¶ 23 Leave a comment on paragraph 23 0 Several Public Institutions and organizations all around the world develop open data portals. Open Data portals facilitate access to and re-use of public sector information. These are web-based interfaces designed to make it easier to find re-usable information. Like library catalogues, they contain metadata records of datasets published for re-use, i.e. mostly relating to information in the form of raw, numerical data and not to textual documents. In combination with specific search functionalities, they facilitate finding datasets of interest. Application Programming Interfaces (APIs) are also often available, offering direct and automated access to data for software applications.
¶ 24 Leave a comment on paragraph 24 0 Open Data portals are an important element of most Open Data initiatives. While supporting the policy by offering easy access to data published, they can also work as a catalyst triggering the publication of more and better quality data. For administrations obliged or willing to disseminate their data, they offer the advantage of providing public access without the need to reply to individual requests for access to data. Open Data portals are mainly used by public administrations at European, national and local level, as they publish a large variety of data. But more and more companies are opening up some of their data for developers to re-use.
- ¶ 26 Leave a comment on paragraph 26 0

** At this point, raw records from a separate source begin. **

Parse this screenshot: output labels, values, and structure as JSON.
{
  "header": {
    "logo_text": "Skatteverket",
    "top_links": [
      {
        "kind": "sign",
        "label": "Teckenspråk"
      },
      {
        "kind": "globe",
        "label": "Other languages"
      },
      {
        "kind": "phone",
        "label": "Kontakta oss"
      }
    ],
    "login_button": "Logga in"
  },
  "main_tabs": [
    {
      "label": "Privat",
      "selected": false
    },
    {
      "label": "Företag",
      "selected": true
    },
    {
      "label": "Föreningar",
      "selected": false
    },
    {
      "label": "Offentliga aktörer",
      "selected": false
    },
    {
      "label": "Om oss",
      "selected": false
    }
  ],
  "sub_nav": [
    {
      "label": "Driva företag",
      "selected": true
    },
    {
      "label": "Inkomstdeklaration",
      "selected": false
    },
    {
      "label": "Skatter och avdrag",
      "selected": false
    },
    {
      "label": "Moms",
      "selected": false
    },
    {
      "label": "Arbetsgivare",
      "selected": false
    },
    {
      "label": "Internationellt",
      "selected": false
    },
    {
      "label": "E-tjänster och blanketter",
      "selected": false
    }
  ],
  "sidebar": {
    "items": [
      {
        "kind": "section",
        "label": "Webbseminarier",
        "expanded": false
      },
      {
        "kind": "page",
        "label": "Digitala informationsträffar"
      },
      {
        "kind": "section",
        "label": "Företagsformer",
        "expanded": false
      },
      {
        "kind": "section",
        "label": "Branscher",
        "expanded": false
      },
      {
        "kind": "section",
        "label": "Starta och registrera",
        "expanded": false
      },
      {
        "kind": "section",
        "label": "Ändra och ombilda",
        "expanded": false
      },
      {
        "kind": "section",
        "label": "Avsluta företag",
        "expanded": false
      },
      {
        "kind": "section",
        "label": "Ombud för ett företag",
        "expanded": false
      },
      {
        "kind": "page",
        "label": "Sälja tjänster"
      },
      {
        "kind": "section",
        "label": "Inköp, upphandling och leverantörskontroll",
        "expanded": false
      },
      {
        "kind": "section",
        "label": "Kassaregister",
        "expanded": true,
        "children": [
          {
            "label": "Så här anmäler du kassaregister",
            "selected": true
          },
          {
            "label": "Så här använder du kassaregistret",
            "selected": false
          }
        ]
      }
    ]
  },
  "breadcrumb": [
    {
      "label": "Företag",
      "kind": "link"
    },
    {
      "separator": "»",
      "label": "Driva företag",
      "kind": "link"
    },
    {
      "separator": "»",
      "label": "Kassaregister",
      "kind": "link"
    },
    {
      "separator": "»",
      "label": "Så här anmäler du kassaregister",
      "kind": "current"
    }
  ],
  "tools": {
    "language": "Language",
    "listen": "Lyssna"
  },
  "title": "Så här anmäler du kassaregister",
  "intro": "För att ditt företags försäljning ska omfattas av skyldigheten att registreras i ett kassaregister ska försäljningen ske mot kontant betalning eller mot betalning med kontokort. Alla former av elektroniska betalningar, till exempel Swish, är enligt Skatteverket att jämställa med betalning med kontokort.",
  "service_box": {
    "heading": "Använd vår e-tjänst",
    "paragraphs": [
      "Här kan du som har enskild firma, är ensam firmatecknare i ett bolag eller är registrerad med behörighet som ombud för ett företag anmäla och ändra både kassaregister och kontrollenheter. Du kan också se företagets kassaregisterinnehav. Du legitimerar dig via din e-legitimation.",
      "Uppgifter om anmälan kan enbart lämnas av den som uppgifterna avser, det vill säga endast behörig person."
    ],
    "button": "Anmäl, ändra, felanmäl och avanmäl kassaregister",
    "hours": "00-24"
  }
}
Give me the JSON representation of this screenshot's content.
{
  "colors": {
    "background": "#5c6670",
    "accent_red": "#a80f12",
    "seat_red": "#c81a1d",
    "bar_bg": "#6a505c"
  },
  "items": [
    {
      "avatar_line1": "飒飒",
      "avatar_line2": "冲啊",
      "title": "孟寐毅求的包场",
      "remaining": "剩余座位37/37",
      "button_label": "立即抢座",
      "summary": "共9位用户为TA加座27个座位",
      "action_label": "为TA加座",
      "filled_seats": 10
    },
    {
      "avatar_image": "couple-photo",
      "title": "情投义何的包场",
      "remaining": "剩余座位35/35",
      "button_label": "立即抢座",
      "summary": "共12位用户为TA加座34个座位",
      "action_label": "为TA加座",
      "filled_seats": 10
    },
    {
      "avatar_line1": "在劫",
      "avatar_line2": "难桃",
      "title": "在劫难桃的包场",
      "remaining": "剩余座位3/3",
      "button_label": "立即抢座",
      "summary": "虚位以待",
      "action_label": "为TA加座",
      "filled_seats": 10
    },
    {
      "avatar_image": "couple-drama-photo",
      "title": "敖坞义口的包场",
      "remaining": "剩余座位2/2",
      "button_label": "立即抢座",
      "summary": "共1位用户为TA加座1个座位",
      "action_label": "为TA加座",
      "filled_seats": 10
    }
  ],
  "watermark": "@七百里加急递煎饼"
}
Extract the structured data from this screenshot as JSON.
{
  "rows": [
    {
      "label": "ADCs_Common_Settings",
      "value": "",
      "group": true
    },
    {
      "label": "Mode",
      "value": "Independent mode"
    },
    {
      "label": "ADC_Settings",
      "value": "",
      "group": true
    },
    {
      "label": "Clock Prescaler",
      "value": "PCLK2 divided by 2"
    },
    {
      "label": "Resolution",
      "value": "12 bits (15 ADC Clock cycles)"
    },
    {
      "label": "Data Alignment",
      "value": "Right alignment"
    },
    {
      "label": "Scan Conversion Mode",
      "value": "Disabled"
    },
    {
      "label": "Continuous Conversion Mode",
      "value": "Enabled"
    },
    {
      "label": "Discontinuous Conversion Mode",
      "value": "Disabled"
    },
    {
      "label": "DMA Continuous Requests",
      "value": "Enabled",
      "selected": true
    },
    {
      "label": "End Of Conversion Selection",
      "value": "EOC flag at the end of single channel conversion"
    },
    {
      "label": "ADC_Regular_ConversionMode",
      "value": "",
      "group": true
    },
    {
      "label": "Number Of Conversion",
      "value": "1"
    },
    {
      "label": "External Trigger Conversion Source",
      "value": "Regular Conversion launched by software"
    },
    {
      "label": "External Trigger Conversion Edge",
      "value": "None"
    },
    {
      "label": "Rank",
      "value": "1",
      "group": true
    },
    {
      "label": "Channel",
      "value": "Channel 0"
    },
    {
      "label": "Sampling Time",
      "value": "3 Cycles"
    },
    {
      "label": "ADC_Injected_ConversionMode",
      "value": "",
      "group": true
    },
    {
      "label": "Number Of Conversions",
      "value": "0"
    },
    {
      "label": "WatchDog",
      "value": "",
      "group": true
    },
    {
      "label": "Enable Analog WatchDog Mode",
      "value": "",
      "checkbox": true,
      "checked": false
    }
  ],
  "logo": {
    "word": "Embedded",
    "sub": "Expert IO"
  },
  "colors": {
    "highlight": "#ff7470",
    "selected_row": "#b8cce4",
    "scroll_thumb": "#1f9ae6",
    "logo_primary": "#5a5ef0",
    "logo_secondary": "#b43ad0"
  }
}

¶ 27 Leave a comment on paragraph 27 0 At all administrative levels, the public sector is one of the major producers and holders of Open Data, which ranges from maps to companies registers for example. During the last years, the amount and variety of open data released by public administrations across the world has been tangibly growing: the Open Data Census by the Open Knowledge Foundation gives an overview of the high amount of publicly available data.
¶ 28 Leave a comment on paragraph 28 0 Moreover, a series of indicators have been selected to measure Open Data maturity across Europe. These indicators cover the level of development of national policies promoting Open Data, an assessment of the features made available on national data portals as well as the expected impact of Open Data.
¶ 29 Leave a comment on paragraph 29 0 Please check your understanding on Open Science, Open Access and Open Data with the following multiple choice questions: notice that only one answer is correct. You find the correct answers in the following page.
- ¶ 31 Leave a comment on paragraph 31 0
- It’s a co-working office in the university, where citizens can meet scientists
- It’s a new scientific method, mainly based on the usage of open source software
- It’s a service for scientists to use a cloud storage, where they can save their data
- It’s a paradigm that put together the natural Openness of Science with digital technologies
- ¶ 33 Leave a comment on paragraph 33 0
- Online research outputs free of restrictions of access and use
- A badge that guarantees access to the digital services of all European universities
- Online manifesto to guarantee free access to the lectures of the universities
- Online free service to access books of university libraries
- ¶ 35 Leave a comment on paragraph 35 0
- Online manifesto to guarantee free access to the data of researchers
- Data that can be freely accessed, used, modified and shared by anyone for any purpose
- Data that is present on Wikipedia and verified by a community of researchers
- Research data published after verification of a community of researchers
- ¶ 37 Leave a comment on paragraph 37 0
- Availability on Wikipedia; Backup availability; Non proprietary format;
- Availability and Access; Re-use and Redistribution; Universal Participation
- Backup availability; Non proprietary format; Availability and Access
- Non proprietary format; Standard encoding; Universal participation